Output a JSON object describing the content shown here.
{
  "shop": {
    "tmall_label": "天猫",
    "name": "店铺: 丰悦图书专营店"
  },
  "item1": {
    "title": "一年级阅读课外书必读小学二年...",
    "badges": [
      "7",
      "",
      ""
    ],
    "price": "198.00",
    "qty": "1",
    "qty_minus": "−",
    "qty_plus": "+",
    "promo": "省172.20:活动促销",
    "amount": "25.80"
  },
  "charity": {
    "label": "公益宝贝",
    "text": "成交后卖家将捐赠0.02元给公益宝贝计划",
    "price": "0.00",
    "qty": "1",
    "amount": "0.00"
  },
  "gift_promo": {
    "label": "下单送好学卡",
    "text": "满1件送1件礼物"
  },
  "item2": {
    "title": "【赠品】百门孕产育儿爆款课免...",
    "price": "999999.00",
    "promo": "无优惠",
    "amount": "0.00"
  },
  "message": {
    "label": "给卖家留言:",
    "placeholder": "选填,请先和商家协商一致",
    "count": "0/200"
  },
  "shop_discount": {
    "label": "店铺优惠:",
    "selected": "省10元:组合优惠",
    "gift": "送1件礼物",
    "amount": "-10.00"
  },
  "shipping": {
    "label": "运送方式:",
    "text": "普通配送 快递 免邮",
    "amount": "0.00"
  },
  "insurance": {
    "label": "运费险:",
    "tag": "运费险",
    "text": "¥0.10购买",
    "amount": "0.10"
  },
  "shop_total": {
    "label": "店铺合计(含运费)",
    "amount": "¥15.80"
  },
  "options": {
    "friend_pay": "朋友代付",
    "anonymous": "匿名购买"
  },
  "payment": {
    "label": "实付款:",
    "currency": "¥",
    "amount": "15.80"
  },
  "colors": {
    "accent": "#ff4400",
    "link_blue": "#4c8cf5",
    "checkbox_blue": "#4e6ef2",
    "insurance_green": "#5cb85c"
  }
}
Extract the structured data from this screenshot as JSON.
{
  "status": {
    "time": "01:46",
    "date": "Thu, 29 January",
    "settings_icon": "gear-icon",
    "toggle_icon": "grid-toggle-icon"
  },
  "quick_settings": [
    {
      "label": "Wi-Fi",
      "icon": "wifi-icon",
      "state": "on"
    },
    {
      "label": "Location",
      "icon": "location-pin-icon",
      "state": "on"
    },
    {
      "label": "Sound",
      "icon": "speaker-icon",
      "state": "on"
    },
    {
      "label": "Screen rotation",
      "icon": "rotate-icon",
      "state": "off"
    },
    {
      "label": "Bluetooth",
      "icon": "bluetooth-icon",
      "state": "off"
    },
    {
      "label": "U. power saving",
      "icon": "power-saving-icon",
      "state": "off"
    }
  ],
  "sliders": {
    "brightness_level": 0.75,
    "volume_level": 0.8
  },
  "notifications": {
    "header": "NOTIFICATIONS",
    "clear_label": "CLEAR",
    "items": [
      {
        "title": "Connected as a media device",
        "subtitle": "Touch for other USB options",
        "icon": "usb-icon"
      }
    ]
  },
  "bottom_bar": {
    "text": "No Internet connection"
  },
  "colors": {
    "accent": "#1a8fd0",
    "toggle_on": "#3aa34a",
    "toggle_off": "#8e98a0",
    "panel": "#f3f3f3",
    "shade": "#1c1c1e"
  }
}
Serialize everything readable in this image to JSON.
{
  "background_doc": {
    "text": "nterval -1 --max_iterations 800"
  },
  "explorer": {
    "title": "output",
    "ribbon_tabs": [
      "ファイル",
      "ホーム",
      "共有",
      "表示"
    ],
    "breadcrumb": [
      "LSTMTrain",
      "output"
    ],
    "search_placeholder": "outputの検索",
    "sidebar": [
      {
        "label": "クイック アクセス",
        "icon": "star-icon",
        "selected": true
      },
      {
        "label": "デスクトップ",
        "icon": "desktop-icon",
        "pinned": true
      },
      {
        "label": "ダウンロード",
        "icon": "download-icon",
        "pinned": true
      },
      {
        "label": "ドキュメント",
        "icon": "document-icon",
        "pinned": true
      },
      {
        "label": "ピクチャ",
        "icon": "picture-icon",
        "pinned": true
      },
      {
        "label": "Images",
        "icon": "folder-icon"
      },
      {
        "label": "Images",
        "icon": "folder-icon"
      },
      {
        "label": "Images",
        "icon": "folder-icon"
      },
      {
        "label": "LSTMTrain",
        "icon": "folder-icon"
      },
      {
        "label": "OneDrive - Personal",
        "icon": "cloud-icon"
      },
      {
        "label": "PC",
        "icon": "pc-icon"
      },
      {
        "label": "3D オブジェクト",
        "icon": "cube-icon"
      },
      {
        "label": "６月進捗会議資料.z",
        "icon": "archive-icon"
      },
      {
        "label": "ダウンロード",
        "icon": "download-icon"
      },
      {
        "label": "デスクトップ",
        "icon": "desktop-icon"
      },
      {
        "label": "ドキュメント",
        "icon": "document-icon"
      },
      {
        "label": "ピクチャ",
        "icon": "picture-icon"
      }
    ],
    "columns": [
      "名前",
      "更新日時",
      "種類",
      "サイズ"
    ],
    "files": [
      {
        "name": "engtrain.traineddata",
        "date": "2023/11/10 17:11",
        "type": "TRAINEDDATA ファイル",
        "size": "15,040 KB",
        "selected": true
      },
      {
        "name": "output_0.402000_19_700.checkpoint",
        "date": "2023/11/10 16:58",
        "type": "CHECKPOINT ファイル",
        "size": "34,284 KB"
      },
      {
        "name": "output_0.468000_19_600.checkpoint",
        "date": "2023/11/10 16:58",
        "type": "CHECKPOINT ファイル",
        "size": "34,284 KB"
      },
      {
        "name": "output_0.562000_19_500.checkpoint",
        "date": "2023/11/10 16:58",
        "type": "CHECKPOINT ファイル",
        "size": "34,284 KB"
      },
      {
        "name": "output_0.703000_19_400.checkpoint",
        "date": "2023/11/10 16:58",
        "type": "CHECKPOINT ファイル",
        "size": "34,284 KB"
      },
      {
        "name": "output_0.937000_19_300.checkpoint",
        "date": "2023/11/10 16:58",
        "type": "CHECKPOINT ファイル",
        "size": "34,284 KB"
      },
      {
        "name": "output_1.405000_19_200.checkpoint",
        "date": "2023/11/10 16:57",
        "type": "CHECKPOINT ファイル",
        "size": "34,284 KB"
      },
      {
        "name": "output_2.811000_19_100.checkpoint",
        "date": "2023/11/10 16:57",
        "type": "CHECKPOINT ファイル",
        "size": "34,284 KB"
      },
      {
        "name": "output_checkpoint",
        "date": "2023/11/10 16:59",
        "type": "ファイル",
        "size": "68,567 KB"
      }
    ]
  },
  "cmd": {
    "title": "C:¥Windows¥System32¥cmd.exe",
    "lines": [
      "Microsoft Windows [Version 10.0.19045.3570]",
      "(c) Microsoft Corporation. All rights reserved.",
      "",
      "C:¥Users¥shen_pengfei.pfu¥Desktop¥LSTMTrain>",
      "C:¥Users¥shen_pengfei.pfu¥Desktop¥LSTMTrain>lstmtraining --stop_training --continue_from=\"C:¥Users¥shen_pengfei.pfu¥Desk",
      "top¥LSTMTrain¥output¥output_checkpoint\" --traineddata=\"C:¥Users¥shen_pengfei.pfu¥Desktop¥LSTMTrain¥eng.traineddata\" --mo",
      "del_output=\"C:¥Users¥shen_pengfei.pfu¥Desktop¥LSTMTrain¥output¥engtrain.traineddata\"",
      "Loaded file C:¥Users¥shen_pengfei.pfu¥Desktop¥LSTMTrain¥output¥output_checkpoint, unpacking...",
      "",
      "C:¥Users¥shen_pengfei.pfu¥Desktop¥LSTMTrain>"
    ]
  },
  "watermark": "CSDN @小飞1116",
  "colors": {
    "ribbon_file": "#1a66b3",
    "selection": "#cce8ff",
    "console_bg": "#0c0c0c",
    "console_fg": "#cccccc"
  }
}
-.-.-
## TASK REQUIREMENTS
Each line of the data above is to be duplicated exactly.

## ANSWER FOR THE TASK
Output a JSON object describing the content shown here.
{
  "shop": {
    "tmall_label": "天猫",
    "name": "店铺: 丰悦图书专营店"
  },
  "item1": {
    "title": "一年级阅读课外书必读小学二年...",
    "badges": [
      "7",
      "",
      ""
    ],
    "price": "198.00",
    "qty": "1",
    "qty_minus": "−",
    "qty_plus": "+",
    "promo": "省172.20:活动促销",
    "amount": "25.80"
  },
  "charity": {
    "label": "公益宝贝",
    "text": "成交后卖家将捐赠0.02元给公益宝贝计划",
    "price": "0.00",
    "qty": "1",
    "amount": "0.00"
  },
  "gift_promo": {
    "label": "下单送好学卡",
    "text": "满1件送1件礼物"
  },
  "item2": {
    "title": "【赠品】百门孕产育儿爆款课免...",
    "price": "999999.00",
    "promo": "无优惠",
    "amount": "0.00"
  },
  "message": {
    "label": "给卖家留言:",
    "placeholder": "选填,请先和商家协商一致",
    "count": "0/200"
  },
  "shop_discount": {
    "label": "店铺优惠:",
    "selected": "省10元:组合优惠",
    "gift": "送1件礼物",
    "amount": "-10.00"
  },
  "shipping": {
    "label": "运送方式:",
    "text": "普通配送 快递 免邮",
    "amount": "0.00"
  },
  "insurance": {
    "label": "运费险:",
    "tag": "运费险",
    "text": "¥0.10购买",
    "amount": "0.10"
  },
  "shop_total": {
    "label": "店铺合计(含运费)",
    "amount": "¥15.80"
  },
  "options": {
    "friend_pay": "朋友代付",
    "anonymous": "匿名购买"
  },
  "payment": {
    "label": "实付款:",
    "currency": "¥",
    "amount": "15.80"
  },
  "colors": {
    "accent": "#ff4400",
    "link_blue": "#4c8cf5",
    "checkbox_blue": "#4e6ef2",
    "insurance_green": "#5cb85c"
  }
}
Extract the structured data from this screenshot as JSON.
{
  "status": {
    "time": "01:46",
    "date": "Thu, 29 January",
    "settings_icon": "gear-icon",
    "toggle_icon": "grid-toggle-icon"
  },
  "quick_settings": [
    {
      "label": "Wi-Fi",
      "icon": "wifi-icon",
      "state": "on"
    },
    {
      "label": "Location",
      "icon": "location-pin-icon",
      "state": "on"
    },
    {
      "label": "Sound",
      "icon": "speaker-icon",
      "state": "on"
    },
    {
      "label": "Screen rotation",
      "icon": "rotate-icon",
      "state": "off"
    },
    {
      "label": "Bluetooth",
      "icon": "bluetooth-icon",
      "state": "off"
    },
    {
      "label": "U. power saving",
      "icon": "power-saving-icon",
      "state": "off"
    }
  ],
  "sliders": {
    "brightness_level": 0.75,
    "volume_level": 0.8
  },
  "notifications": {
    "header": "NOTIFICATIONS",
    "clear_label": "CLEAR",
    "items": [
      {
        "title": "Connected as a media device",
        "subtitle": "Touch for other USB options",
        "icon": "usb-icon"
      }
    ]
  },
  "bottom_bar": {
    "text": "No Internet connection"
  },
  "colors": {
    "accent": "#1a8fd0",
    "toggle_on": "#3aa34a",
    "toggle_off": "#8e98a0",
    "panel": "#f3f3f3",
    "shade": "#1c1c1e"
  }
}
Serialize everything readable in this image to JSON.
{
  "background_doc": {
    "text": "nterval -1 --max_iterations 800"
  },
  "explorer": {
    "title": "output",
    "ribbon_tabs": [
      "ファイル",
      "ホーム",
      "共有",
      "表示"
    ],
    "breadcrumb": [
      "LSTMTrain",
      "output"
    ],
    "search_placeholder": "outputの検索",
    "sidebar": [
      {
        "label": "クイック アクセス",
        "icon": "star-icon",
        "selected": true
      },
      {
        "label": "デスクトップ",
        "icon": "desktop-icon",
        "pinned": true
      },
      {
        "label": "ダウンロード",
        "icon": "download-icon",
        "pinned": true
      },
      {
        "label": "ドキュメント",
        "icon": "document-icon",
        "pinned": true
      },
      {
        "label": "ピクチャ",
        "icon": "picture-icon",
        "pinned": true
      },
      {
        "label": "Images",
        "icon": "folder-icon"
      },
      {
        "label": "Images",
        "icon": "folder-icon"
      },
      {
        "label": "Images",
        "icon": "folder-icon"
      },
      {
        "label": "LSTMTrain",
        "icon": "folder-icon"
      },
      {
        "label": "OneDrive - Personal",
        "icon": "cloud-icon"
      },
      {
        "label": "PC",
        "icon": "pc-icon"
      },
      {
        "label": "3D オブジェクト",
        "icon": "cube-icon"
      },
      {
        "label": "６月進捗会議資料.z",
        "icon": "archive-icon"
      },
      {
        "label": "ダウンロード",
        "icon": "download-icon"
      },
      {
        "label": "デスクトップ",
        "icon": "desktop-icon"
      },
      {
        "label": "ドキュメント",
        "icon": "document-icon"
      },
      {
        "label": "ピクチャ",
        "icon": "picture-icon"
      }
    ],
    "columns": [
      "名前",
      "更新日時",
      "種類",
      "サイズ"
    ],
    "files": [
      {
        "name": "engtrain.traineddata",
        "date": "2023/11/10 17:11",
        "type": "TRAINEDDATA ファイル",
        "size": "15,040 KB",
        "selected": true
      },
      {
        "name": "output_0.402000_19_700.checkpoint",
        "date": "2023/11/10 16:58",
        "type": "CHECKPOINT ファイル",
        "size": "34,284 KB"
      },
      {
        "name": "output_0.468000_19_600.checkpoint",
        "date": "2023/11/10 16:58",
        "type": "CHECKPOINT ファイル",
        "size": "34,284 KB"
      },
      {
        "name": "output_0.562000_19_500.checkpoint",
        "date": "2023/11/10 16:58",
        "type": "CHECKPOINT ファイル",
        "size": "34,284 KB"
      },
      {
        "name": "output_0.703000_19_400.checkpoint",
        "date": "2023/11/10 16:58",
        "type": "CHECKPOINT ファイル",
        "size": "34,284 KB"
      },
      {
        "name": "output_0.937000_19_300.checkpoint",
        "date": "2023/11/10 16:58",
        "type": "CHECKPOINT ファイル",
        "size": "34,284 KB"
      },
      {
        "name": "output_1.405000_19_200.checkpoint",
        "date": "2023/11/10 16:57",
        "type": "CHECKPOINT ファイル",
        "size": "34,284 KB"
      },
      {
        "name": "output_2.811000_19_100.checkpoint",
        "date": "2023/11/10 16:57",
        "type": "CHECKPOINT ファイル",
        "size": "34,284 KB"
      },
      {
        "name": "output_checkpoint",
        "date": "2023/11/10 16:59",
        "type": "ファイル",
        "size": "68,567 KB"
      }
    ]
  },
  "cmd": {
    "title": "C:¥Windows¥System32¥cmd.exe",
    "lines": [
      "Microsoft Windows [Version 10.0.19045.3570]",
      "(c) Microsoft Corporation. All rights reserved.",
      "",
      "C:¥Users¥shen_pengfei.pfu¥Desktop¥LSTMTrain>",
      "C:¥Users¥shen_pengfei.pfu¥Desktop¥LSTMTrain>lstmtraining --stop_training --continue_from=\"C:¥Users¥shen_pengfei.pfu¥Desk",
      "top¥LSTMTrain¥output¥output_checkpoint\" --traineddata=\"C:¥Users¥shen_pengfei.pfu¥Desktop¥LSTMTrain¥eng.traineddata\" --mo",
      "del_output=\"C:¥Users¥shen_pengfei.pfu¥Desktop¥LSTMTrain¥output¥engtrain.traineddata\"",
      "Loaded file C:¥Users¥shen_pengfei.pfu¥Desktop¥LSTMTrain¥output¥output_checkpoint, unpacking...",
      "",
      "C:¥Users¥shen_pengfei.pfu¥Desktop¥LSTMTrain>"
    ]
  },
  "watermark": "CSDN @小飞1116",
  "colors": {
    "ribbon_file": "#1a66b3",
    "selection": "#cce8ff",
    "console_bg": "#0c0c0c",
    "console_fg": "#cccccc"
  }
}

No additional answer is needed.